Henry Hub natural gas spot prices this year and next will be lower than previously forecast, according to the Energy Information Administration (EIA), which now predicting an average of $3.03/MMBtu for 2017 and $3.19/MMBtu next year.

Those price forecasts, included in EIA's latest Short-Term Energy and Winter Fuels Outlook, are both down from last month, when EIA was forecasting prices would average $3.05/MMBtu this year and $3.29/MMBtu in 2018.

Expected growth in natural gas exports and domestic consumption next year contribute to the forecast increase between 2017 and 2018 Henry Hub natural gas spot prices, EIA said.

In September, the average Henry Hub natural gas spot price was $2.98/MMBtu, up 8 cents/MMBtu from the August level.

New York Mercantile Exchange contract values for January 2018 delivery traded during the five-day period ending Oct. 6 suggest a price range of $2.28-4.63/MMBtu, encompassing the market expectation of Henry Hub prices in January at the 95% confidence level, EIA said.

"Futures prices declined in early September, largely because of reduced demand related to Hurricane Irma in Florida," EIA said. "Most electricity generation in Florida is natural gas-fired, and electricity generation in Florida on Sept. 11 was 41% lower than the average of the first seven days of September.

“Injections of working natural gas into underground storage exceeded market expectations and historical averages for the first three weeks in September, which further contributed to lower prices."

EIA expects domestic dry natural gas production to average 73.6 Bcf/d this year, a 0.8 Bcf/d increase from 2016, and is forecasting 2018 production to reach a record 78.5 Bcf/d.

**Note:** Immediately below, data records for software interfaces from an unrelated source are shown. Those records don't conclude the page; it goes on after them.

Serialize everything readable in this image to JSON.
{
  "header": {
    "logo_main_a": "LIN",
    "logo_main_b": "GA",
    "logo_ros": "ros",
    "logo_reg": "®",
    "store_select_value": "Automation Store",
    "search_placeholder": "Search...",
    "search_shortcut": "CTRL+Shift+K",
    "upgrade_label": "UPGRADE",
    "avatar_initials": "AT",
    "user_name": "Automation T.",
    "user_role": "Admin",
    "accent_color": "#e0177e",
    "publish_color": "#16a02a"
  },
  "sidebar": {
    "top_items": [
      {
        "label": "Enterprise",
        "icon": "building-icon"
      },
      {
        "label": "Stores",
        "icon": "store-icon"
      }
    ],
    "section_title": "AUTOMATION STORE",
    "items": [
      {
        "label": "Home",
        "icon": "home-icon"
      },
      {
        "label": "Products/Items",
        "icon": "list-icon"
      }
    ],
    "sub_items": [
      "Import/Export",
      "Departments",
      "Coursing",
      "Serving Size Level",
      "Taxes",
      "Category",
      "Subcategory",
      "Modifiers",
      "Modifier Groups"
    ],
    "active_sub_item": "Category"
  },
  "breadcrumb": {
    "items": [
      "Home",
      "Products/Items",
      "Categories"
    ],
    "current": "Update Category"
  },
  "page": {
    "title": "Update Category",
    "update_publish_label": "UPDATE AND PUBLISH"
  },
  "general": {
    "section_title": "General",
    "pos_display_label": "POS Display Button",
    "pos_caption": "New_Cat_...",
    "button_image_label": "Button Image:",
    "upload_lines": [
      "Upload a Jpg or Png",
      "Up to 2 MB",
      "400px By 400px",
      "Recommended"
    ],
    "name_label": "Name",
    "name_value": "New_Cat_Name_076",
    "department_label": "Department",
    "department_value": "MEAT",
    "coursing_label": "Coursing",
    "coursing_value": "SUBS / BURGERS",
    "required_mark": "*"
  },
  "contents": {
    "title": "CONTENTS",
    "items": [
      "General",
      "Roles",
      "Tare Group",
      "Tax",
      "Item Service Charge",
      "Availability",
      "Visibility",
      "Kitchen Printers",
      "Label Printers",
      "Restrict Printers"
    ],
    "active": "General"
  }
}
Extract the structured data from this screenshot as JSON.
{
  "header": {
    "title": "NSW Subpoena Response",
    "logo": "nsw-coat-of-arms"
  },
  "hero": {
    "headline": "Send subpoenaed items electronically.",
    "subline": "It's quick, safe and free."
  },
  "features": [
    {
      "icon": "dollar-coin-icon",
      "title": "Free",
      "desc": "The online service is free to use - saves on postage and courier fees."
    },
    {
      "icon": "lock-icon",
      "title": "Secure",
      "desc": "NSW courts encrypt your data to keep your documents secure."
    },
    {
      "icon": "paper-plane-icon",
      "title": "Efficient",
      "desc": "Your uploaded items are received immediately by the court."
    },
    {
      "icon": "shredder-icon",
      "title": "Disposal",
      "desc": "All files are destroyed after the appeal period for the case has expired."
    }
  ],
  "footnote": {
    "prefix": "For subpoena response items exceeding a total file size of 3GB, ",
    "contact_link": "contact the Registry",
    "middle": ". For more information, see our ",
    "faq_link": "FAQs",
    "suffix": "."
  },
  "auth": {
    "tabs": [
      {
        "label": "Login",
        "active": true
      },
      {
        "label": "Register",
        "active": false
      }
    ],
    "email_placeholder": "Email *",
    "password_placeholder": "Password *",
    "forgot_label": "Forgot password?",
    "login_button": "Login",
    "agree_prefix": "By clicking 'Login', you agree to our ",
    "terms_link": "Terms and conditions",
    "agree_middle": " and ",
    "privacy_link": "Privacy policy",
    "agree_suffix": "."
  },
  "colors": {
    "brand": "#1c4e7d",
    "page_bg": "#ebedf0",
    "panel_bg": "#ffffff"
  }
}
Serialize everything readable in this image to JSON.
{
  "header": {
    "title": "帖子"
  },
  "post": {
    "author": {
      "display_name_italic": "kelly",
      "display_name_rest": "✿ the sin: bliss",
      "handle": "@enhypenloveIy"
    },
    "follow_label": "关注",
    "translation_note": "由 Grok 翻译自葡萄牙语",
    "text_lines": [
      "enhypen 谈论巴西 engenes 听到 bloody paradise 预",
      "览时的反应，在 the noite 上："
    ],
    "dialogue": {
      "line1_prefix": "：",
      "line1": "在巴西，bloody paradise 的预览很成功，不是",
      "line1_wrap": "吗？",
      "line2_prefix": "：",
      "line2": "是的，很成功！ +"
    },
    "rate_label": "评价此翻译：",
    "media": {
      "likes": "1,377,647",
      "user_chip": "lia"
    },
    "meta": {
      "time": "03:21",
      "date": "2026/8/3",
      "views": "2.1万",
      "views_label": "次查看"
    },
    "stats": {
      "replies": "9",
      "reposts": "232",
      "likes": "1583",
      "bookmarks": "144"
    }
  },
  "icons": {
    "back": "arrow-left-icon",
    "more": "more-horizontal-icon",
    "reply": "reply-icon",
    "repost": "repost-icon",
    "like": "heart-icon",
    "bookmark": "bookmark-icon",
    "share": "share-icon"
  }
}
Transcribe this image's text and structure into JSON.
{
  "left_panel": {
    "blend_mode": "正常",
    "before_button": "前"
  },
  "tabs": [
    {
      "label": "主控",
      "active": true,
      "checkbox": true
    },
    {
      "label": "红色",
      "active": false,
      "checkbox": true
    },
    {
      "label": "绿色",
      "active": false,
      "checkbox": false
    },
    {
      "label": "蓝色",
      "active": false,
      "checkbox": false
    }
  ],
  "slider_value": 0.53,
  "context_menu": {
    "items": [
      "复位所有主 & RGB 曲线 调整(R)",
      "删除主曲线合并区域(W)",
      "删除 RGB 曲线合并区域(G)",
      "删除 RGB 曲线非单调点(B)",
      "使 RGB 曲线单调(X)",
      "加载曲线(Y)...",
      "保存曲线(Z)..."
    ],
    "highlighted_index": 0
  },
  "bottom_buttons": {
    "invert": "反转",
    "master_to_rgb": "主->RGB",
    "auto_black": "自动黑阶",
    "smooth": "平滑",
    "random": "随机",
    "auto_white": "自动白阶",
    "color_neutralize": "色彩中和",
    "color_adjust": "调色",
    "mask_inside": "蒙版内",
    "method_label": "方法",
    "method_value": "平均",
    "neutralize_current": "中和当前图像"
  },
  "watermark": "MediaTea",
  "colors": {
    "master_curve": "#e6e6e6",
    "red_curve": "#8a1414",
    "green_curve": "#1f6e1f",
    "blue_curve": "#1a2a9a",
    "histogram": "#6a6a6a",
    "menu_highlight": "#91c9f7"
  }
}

"As rising natural gas production keeps pace with increasing consumption and demand for exports -- particularly for liquefied natural gas (LNG) -- EIA projects a balanced market from the last quarter of 2017 through 2018," the agency said. "LNG export capacity is expected to increase, with LNG exports projected to exceed 3 Bcf/d in 2018, 66% higher than in 2017. Increased takeaway capacity out of the Marcellus and Utica shale plays is expected to help boost production.

The United States was a net importer of natural gas last year, averaging 0.6 Bcf/d, but it is expected to be a net importer this winter. Increased pipeline capacity to Mexico and LNG export capacity on the Gulf Coast will help push net exports to an average 1.4 Bcf/d through the winter, EIA said.

Inventories should total 3.8 Tcf at the end of October, EIA said.

"During the first three months of the 2017 injection season, which starts in April, the rate of natural gas inventory builds was lower than the five-year average," the agency said. "However, cooler-than-average temperatures in August reduced the use of natural gas for electricity generation, which contributed to builds that were above the five-year average during August 2017 and September 2017."